This is the second in a “Young Adult” series of science-fiction novels set in Weber's wonderful “Honorverse,” the fictional universe in which his Honor Harrington series of space opera sagas are set. The heroine of these tales is Honor's several centuries' great grandmother Stephanie Harrington, who as a young girl first discovered the sentient race of “treecats” and forged the first ever bond between human and treecat, on the Manticoran Star Kingdom planet Sphinx. It's now a couple of Earth-years after the events of the first novel, but only turning from summer to autumn in the much longer year of that larger, heavy-gravity planet. From the inside flap:
“Loyalties Tested by Fire.
“Fire weather . . . That's what the treecats call those rare seasons when the slightest spark can set aflame the vast green reaches they call home.
“Teen-aged Stephanie Harrington rapidly learns just how deadly those fires can be. Guided by her treecat companion, Lionheart, Stephanie and her good friend Karl Zivonik venture into the heart of a raging inferno to rescue twin treecats put at risk by human carelessness. Only the trio's absolute trust for each other stands between them and disaster.
“But Sphinx isn't the only thing ripe for burning. Stephanie has fallen hard for new arrival to Sphinx, Anders Whittaker. When Anders vanishes without a trace, Stephanie is at the forefront of the search. Then a lightning strike sets the Copperwall Mountains aflame and as a provisional ranger she is ordered to her post.
“Will Stephanie choose to honor the claims of her planet or those of her heart?”

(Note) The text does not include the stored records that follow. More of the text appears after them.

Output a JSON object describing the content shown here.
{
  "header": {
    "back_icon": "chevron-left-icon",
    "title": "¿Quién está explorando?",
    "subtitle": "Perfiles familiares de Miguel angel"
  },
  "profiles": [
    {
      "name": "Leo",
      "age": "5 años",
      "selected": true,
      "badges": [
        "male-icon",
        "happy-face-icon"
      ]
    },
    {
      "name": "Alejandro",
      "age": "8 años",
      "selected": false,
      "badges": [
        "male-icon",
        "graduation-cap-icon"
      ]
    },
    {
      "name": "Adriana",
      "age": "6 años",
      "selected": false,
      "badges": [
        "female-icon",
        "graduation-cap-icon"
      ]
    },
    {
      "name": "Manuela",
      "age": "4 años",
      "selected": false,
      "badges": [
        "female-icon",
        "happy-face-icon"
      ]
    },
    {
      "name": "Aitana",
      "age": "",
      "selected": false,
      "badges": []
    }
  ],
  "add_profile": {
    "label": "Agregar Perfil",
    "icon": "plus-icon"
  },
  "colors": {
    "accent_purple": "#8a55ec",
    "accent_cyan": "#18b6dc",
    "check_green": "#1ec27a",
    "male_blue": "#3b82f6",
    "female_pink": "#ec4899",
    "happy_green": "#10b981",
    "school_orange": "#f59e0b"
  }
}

For this second novel, Weber takes on a collaborator, frequent contributor to the various Honorverse anthologies Jane Lindskold. I have no idea what the division of labor was in this particular case, but I could detect no real difference in voice or style from the first book, A Beautiful Friendship, which Weber wrote alone. This is a very worthy sequel, smoothly continuing the saga of Stephanie Harrington and Lionheart (or, in the People's telepathic language, Death Fang's Bane and Climbs Quickly) and the ongoing adjustments that have to be made between two intelligent species now sharing a single world. As the jacket-blurb quoted above indicates, as Stephanie has matured from her early- to mid-teen years, she's experiencing all the normal changes that entails. That aspect of the story is handled very well; there's nothing here any parent would object to, which is indeed a consideration for me considering for whom I intend this book as a Christmas present.
Of course, I am myself a huge fan of Weber's Honorverse series (of which The Star Kingdom is actually the third, in addition to the aforementioned anthology collections of short stories), and will read anything in that setting. But, like A Beautiful Friendship, I specifically bought this book to give to my eleven-year-old niece, a voracious reader. I gave that first novel to her for her birthday this past summer, and was a bit dismayed to find at Thanksgiving that she hasn't read it yet. One of the unfortunate by-products of the Accelerated Reader programs that many schools use to encourage kids to read is that they become a bit mercenary in their reading, focussing only on books for which they can earn AR points. She wasn't aware that for A Beautiful Friendship, at least, an AR test exists, until I did a quick Internet search and confirmed it, whereupon her interest perked up. Hopefully she's read it by now and will be eager to continue the story. By giving her these kinds of books, I'm hoping to steer her away from the mainstream of teen “young adult” fiction that seems to prevail, that all seems to this old fuddy-duddy well past verging on the inappropriate, toward something of a higher quality than Twilight and all its ilk. And as she gets older she will have a whole “Honorverse” of a couple dozen more books (at present) waiting on her to explore.
Cheers, and Thanks for reading!
Addendum: I must say I'm not very taken with the cover art here. The main problem is that Stephanie's head is about three sizes too small for her body. Other than that, it's not too bad, although the background, while colored as if to indicate fire, seems more like the exhaust ports of a space craft than one of the raging forest fires that are the major threat of the story.